Our Community at Winchester Confronts the Cold War
Of the 10 workers queried on this question by the Winchester News, August 15, 1958, most seemed to feel that “”beating communism” and “defeating Russia” were synonymous with achieving ‘world peace.’
Sal Capasso of the Casting Shop thought ‘Chances are pretty good’ because ‘we’ve called [the Russians’] bluff by sending troops to the Middle East.’
Robert Stackpole, Gun Assembly: ‘The way the President has sent troops overseas is helping world peace. We’re calling Russia’s bluff…Peace is being made right how by these different actions.’

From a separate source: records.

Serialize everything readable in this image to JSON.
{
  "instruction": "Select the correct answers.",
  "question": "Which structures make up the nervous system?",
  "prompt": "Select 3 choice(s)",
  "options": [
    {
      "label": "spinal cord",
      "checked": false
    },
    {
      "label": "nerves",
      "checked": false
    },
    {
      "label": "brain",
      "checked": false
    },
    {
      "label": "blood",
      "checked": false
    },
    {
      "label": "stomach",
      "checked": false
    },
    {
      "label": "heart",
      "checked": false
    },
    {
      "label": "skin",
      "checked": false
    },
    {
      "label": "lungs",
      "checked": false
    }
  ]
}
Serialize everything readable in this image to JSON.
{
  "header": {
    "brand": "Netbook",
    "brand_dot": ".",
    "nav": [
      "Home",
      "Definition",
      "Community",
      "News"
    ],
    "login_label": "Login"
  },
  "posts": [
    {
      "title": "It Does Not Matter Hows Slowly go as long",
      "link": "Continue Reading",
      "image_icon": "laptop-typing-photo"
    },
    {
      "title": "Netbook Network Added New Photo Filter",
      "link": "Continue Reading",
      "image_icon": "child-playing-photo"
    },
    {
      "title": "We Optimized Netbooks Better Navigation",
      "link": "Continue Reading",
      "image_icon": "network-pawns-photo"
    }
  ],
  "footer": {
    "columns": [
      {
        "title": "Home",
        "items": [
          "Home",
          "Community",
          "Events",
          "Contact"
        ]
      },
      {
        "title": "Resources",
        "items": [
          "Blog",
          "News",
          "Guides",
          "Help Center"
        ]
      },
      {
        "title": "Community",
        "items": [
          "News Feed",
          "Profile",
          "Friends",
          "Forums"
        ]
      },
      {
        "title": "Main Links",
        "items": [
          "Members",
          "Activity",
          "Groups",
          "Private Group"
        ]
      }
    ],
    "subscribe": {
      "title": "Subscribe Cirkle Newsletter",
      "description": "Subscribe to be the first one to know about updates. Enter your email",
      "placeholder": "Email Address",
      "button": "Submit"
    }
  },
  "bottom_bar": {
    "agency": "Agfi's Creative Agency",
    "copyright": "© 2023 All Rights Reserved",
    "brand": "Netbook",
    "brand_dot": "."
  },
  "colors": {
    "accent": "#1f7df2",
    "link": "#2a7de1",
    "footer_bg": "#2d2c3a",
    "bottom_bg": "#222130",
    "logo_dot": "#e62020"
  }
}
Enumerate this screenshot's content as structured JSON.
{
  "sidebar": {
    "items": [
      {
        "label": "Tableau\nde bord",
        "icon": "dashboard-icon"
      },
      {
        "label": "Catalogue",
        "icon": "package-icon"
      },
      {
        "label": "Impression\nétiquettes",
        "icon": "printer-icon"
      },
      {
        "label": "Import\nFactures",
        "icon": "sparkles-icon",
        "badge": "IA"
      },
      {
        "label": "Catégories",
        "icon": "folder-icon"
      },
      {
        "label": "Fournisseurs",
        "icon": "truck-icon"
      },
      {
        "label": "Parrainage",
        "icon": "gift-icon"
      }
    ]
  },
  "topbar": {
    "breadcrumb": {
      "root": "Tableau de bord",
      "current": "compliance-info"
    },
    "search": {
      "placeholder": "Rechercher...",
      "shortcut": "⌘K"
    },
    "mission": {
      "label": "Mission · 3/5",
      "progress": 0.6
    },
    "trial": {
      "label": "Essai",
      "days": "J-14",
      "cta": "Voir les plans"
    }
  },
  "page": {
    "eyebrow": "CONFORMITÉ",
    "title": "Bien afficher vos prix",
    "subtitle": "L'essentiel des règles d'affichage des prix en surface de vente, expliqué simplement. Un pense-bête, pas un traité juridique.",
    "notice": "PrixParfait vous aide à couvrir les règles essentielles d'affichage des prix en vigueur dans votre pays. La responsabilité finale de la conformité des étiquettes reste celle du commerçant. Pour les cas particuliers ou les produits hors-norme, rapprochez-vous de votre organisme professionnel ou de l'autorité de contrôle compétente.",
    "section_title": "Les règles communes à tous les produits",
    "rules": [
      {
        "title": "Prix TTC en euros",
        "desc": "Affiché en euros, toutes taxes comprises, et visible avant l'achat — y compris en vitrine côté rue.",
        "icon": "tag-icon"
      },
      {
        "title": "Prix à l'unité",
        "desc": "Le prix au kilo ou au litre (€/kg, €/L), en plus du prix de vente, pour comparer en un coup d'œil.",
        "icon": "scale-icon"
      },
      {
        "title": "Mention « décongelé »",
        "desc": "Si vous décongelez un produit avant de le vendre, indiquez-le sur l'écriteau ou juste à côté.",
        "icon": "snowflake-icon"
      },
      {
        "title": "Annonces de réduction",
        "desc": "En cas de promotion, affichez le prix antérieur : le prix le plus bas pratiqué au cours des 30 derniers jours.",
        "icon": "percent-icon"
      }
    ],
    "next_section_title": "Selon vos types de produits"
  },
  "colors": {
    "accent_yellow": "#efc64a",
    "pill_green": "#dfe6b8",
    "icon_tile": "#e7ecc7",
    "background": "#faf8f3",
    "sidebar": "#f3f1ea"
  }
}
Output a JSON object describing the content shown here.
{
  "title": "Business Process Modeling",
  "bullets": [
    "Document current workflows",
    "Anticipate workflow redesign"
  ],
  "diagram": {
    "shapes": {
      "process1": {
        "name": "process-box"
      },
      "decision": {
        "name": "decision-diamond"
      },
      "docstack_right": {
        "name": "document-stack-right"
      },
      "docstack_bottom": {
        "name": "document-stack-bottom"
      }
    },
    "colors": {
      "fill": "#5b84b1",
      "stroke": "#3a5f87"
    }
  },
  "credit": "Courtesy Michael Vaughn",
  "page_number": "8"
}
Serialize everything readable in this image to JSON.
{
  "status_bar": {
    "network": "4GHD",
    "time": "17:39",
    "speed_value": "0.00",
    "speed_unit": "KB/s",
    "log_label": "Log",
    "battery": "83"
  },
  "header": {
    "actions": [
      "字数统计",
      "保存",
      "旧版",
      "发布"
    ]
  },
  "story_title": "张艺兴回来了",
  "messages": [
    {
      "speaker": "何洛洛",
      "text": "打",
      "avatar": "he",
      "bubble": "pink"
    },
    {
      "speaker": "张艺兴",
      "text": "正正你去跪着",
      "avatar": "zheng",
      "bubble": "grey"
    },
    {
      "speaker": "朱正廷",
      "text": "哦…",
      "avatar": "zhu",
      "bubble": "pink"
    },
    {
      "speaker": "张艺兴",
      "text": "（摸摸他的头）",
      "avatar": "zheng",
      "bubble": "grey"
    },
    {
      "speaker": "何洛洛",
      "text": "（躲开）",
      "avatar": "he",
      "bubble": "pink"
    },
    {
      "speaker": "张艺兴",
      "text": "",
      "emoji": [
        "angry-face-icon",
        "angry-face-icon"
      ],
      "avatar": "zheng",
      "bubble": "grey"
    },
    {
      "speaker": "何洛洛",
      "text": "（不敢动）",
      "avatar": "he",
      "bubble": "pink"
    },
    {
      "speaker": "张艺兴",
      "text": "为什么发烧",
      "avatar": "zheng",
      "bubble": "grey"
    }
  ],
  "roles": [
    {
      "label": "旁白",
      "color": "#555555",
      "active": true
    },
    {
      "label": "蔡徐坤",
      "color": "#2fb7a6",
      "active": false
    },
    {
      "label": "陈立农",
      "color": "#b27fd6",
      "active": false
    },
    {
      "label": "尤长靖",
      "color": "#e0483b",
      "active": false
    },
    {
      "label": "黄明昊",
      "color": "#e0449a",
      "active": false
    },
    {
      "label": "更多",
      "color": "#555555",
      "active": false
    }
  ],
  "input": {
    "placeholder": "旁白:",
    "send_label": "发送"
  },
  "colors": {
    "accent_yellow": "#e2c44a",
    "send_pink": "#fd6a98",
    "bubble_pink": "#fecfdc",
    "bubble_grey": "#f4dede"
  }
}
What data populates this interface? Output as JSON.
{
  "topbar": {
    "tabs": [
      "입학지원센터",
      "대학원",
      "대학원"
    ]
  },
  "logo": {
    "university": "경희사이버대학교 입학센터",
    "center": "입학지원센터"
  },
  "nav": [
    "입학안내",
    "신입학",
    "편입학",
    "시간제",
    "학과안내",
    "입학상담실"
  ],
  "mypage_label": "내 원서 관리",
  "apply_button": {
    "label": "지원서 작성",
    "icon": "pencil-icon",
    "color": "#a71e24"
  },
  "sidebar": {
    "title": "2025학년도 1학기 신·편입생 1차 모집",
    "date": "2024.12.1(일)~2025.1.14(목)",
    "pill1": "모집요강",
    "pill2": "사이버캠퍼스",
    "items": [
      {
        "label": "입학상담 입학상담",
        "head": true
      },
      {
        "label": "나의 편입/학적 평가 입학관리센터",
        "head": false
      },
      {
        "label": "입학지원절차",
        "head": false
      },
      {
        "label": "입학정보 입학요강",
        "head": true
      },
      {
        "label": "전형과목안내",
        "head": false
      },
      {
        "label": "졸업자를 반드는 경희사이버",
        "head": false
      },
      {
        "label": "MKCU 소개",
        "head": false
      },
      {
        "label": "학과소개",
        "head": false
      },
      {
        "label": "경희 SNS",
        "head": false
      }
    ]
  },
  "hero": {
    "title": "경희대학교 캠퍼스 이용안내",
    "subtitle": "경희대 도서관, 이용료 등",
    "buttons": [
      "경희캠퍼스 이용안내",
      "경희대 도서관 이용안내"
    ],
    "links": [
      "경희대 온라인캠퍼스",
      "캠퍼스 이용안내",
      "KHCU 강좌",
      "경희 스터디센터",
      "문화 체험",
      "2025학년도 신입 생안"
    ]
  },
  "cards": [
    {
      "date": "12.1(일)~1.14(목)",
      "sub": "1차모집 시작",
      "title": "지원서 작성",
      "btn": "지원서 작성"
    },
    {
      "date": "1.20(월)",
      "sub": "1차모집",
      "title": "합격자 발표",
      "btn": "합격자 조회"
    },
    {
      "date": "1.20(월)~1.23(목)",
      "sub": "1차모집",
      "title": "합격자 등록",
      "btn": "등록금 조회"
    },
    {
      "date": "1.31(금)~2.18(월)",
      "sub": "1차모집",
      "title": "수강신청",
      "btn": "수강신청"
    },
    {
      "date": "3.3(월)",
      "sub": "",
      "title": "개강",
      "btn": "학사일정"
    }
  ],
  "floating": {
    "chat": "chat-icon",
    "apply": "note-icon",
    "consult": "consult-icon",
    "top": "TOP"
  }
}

Nevertheless, Capasso, Vince Criscuolo from the Mill Stockroom and Leonard Cables from the Barrel Shop also expressed confidence in the work of the United Nations.
Capasso: ‘The U.N. and Hammarskjold [Dag Hammarskjold, then President of the United Nations General Assembly] have been doing a pretty good job of finding out what the trouble is and trying to do something about it. I think the coming generation will see peace.’
Criscuolo: ‘I have confidence in the U.N. Everyone has something to lose—if one gets hurt, they all do. In the long run, we’ll beat communism. We can take it by the numbers. ‘
Cables: ‘I think they can work something out through the U.N. and get together, as in the summit meeting.’
Others were cautious or pessimistic, still viewing Russia and/ or communism as the obstacles to world peace.
Fedora Surato, Model 50: ‘Russia seems to disagree a lot, but we can overcome communism and work something out if they are really sincere about wanting peace.’
Eddie Estes from the Garage: ‘I think everybody’s very selfish; like Russia—they want to take over the better parts of the earth. I don’t see any peace in sight.’
Some evoked religious faith as a means of ‘defeating communism.’
Henry Parker of the Battery Shop: ‘All of the nations can meet together and work things out by discussing it. I think we can overcome communism. We have to take care of our allies and pray a little harder. That’s important.’
Mary Gosch, 24-D Arms: ‘Until people learn to live together, I don’t think there will be any peace. Our only hope is that our President will work for us. We’re strong enough to beat communism by our religious faith alone. People of today have a lot of religious education.’
Thomas Morsicato, of the Sheet Metal Shop, felt that peace was possible, but sadly, not at hand: ‘It could happen if all the nations got together and tried to get along with one another. As long as we and the allied countries keep strong and keep our standard of living, we can keep communism away from here. But the way things are, peace is far away.’
Only Francis Quinn from the Receiver Shop mentioned the unprecedented weapon of mass destruction used by the United States in 1945 as a new factor, and he didn’t appear hopeful that any lesson had been learned: ‘One country is just as afraid of war as another. They know what the situation with the atomic bomb is. They should do away with all the armies, but that will never work out. If people want a war, they’re going to have one.’